Many of us who enjoy newspaper comic strips remember "Calvin and Hobbes." After 3,150 panels, its creator, Bill Watterson retired at the top of his game on December 31, 1995. This was his final strip.
The characters were Calvin, a small boy, and Hobbes, his toy stuffed tiger, who loomed large -- and larger than life -- in Calvin's fantasies.
Speaking of Calvin's fantasies, here's a fun one shared by Rick Detorie, another syndicated comic strip artist/writer.
Watterson, Calvin's creator, bowed out to devote himself to more purely artistic pursuits. But recently he contributed three center panels to "Pearls Before Swine," a syndicated strip by Stephan Pastis.
Former C&H fans went wild. Pastis was a devoted Watterson fan, so much so that he made this panel:
Pastis got in touch by email with Watterson, who agreed to contribute three center panels to "Pearls Before Swine." Pastis set up the contribution by creating a character, a seven-year-old girl, who disparages Pastis and drops in to make her own contributions. Here are the first two Libby panels:
That's the setup. You can find Watterson's three center panels, ostensibly drawn by Libby, on gocomics.com. Look for the "Pearls Before Swine," June 4 to 6, and you will find them.
As I mentioned, my friend Rick Detorie also has a syndicated comic strip. I asked him why "Calvin and Hobbes" was such a big deal. Here is what he said:
"When 'Calvin & Hobbes' burst on the scene in the early '80s, for the most part, newspaper comic strips had devolved graphically into static images of talking heads. Think 'Doonesbury,' 'Funky Winkerbean,' 'Sally Forth,' 'B.C.,' 'For Better or For Worse,' etc. Even 'Peanuts' had very few action sequences unless Snoopy was snatching Linus' blanket or Lucy was yanking Charlie Brown's football.
"Watterson's drawing style was spare, bold and kinetic.
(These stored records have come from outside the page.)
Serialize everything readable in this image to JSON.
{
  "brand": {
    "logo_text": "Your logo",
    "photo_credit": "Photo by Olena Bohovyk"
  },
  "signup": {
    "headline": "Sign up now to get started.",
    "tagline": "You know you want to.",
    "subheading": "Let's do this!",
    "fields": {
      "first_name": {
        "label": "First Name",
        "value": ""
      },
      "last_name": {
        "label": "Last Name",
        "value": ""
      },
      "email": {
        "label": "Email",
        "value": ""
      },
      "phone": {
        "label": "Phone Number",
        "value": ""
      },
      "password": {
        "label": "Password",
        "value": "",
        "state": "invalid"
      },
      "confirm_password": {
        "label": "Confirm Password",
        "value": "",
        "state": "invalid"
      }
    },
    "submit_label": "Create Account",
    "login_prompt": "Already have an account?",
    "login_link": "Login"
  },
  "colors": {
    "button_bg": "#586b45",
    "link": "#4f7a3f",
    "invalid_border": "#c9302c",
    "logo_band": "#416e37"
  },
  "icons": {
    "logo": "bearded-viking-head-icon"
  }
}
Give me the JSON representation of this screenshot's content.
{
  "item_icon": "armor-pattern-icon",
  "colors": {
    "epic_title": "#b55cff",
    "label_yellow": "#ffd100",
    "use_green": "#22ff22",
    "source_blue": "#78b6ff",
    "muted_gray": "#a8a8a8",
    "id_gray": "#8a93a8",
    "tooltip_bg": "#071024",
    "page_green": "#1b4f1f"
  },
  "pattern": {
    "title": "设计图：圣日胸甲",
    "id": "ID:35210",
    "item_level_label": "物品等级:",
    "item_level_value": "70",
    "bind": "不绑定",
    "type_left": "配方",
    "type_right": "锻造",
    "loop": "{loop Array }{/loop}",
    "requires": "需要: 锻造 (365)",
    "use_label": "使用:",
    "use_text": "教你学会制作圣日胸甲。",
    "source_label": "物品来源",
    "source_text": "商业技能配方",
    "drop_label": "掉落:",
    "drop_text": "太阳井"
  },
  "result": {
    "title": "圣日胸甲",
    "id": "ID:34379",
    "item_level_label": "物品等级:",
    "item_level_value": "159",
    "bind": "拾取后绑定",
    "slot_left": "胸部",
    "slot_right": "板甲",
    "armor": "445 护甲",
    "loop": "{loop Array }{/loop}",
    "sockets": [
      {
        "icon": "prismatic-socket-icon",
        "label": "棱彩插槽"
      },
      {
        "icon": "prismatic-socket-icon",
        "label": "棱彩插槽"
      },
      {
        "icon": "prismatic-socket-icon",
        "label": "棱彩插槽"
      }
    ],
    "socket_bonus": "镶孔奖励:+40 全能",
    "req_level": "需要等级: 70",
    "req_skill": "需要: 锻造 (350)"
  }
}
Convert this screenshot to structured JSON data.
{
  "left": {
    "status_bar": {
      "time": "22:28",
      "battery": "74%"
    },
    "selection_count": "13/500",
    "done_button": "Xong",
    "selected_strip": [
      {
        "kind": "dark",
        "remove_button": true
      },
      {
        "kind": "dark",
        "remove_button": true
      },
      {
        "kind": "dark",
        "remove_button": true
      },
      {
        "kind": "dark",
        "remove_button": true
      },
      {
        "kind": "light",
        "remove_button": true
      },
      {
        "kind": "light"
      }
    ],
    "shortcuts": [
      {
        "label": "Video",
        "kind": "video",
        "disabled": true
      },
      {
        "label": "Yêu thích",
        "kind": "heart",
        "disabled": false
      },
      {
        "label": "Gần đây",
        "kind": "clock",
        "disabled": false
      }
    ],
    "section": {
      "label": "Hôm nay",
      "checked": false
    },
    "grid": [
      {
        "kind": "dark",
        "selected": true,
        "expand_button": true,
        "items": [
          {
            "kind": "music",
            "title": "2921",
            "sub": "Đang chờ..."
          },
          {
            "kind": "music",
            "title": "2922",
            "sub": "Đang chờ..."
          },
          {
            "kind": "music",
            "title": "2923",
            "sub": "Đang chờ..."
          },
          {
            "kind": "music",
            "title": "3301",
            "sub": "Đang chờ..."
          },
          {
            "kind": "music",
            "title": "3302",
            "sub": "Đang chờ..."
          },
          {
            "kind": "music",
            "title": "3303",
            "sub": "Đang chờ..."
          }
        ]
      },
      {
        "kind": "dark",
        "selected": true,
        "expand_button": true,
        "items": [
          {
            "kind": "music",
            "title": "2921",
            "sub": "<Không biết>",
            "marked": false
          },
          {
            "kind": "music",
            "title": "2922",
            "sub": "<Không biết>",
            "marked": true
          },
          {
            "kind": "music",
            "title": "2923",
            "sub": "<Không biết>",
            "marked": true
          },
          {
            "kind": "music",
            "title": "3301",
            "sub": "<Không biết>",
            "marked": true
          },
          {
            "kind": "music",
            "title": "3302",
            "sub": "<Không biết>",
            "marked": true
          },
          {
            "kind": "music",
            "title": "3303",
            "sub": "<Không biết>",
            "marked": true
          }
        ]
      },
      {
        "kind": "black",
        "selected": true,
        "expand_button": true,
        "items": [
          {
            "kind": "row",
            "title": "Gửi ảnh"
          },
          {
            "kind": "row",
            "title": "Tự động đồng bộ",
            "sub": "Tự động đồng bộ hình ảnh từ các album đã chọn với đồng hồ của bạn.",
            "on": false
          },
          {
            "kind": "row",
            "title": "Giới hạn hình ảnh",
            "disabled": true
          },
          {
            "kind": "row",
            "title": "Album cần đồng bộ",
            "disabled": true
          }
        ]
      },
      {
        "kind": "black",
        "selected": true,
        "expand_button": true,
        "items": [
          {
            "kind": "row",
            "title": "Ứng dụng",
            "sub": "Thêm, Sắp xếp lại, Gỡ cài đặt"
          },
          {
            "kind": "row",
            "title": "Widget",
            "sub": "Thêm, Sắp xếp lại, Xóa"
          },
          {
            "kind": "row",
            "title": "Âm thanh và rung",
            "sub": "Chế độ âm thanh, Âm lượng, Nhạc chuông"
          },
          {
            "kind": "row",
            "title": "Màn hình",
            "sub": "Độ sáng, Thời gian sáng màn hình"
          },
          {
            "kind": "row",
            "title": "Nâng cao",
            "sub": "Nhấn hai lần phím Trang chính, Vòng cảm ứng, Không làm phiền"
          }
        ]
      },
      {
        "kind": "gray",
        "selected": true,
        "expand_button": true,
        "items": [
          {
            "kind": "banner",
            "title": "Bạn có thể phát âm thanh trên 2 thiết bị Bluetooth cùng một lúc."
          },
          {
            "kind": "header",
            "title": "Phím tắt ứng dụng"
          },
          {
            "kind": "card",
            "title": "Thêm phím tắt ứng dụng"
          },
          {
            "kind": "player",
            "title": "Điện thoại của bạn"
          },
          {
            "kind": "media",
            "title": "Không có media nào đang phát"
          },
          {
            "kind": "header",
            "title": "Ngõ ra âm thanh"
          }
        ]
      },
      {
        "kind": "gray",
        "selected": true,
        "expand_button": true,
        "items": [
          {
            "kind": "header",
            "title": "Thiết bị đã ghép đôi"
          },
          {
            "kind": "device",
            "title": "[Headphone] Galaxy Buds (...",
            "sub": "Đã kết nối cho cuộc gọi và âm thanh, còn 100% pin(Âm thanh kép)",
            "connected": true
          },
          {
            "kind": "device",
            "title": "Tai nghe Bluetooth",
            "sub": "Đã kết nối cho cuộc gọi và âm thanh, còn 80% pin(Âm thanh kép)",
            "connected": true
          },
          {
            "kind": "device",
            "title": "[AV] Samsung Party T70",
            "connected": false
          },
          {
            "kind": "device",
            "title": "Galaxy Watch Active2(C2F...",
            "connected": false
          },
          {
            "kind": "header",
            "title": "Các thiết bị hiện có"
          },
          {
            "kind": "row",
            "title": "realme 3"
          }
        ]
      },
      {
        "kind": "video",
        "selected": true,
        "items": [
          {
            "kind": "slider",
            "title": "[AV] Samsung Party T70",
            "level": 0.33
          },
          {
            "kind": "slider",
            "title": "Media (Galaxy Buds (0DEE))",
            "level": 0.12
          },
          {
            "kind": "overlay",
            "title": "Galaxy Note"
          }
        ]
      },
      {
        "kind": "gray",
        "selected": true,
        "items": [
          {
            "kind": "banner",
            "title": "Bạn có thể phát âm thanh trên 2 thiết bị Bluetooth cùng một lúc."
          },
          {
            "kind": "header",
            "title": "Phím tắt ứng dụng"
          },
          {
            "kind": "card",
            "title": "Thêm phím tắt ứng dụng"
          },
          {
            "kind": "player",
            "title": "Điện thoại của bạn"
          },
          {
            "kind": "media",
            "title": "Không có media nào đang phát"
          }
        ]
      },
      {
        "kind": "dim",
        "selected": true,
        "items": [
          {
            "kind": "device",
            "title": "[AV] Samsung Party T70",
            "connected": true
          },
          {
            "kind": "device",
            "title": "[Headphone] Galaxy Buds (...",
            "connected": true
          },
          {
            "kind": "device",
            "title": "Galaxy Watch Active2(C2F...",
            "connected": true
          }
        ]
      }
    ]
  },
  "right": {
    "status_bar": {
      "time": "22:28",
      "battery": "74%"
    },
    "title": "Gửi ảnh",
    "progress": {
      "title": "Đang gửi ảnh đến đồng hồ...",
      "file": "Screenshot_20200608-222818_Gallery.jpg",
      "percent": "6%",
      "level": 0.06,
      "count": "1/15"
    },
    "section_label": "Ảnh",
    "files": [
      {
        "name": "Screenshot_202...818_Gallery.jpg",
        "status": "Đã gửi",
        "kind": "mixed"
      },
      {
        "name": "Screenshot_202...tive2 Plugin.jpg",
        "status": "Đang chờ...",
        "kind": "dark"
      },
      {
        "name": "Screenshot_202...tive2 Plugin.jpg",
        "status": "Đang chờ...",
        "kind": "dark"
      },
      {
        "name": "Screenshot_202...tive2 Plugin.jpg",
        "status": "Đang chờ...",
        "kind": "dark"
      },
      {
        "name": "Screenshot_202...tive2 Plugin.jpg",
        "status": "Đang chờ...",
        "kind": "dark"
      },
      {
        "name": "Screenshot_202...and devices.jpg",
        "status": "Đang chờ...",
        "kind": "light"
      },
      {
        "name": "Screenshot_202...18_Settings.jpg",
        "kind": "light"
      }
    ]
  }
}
It had an animated quality to it. Calvin's fantasies were funny and relatable: escaping from the mundane day-to-day drudgery into the world of dinosaurs, private eyes, outer space and even snow goons."
Tomorrow, more from Rick about creating a newspaper comic strip and his own long-lived, much loved creation, "One Big Happy."